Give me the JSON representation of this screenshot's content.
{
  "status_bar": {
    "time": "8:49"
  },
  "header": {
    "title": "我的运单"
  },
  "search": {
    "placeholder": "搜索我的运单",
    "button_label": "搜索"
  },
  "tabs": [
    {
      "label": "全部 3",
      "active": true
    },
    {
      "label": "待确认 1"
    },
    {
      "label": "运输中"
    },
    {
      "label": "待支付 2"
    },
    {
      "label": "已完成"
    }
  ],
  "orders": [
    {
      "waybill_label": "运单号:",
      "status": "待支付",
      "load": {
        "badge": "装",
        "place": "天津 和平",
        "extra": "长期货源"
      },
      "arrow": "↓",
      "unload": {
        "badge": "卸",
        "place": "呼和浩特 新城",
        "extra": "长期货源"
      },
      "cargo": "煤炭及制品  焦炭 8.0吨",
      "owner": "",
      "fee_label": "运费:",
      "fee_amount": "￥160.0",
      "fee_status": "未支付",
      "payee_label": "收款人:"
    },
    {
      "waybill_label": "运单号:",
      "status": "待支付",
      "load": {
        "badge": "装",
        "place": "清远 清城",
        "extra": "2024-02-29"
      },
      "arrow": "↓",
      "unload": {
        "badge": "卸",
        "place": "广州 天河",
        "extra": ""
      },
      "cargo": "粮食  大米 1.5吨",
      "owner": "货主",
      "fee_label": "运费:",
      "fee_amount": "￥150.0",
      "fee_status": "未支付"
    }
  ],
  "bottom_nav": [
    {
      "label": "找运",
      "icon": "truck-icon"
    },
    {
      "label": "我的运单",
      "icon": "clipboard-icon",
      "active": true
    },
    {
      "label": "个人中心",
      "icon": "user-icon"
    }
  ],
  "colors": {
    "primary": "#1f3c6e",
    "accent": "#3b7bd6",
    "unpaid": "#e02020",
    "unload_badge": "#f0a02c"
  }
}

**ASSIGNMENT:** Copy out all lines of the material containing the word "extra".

**TASK RESULT:**
        "extra": "长期货源"
        "extra": "长期货源"
        "extra": "2024-02-29"
        "extra": ""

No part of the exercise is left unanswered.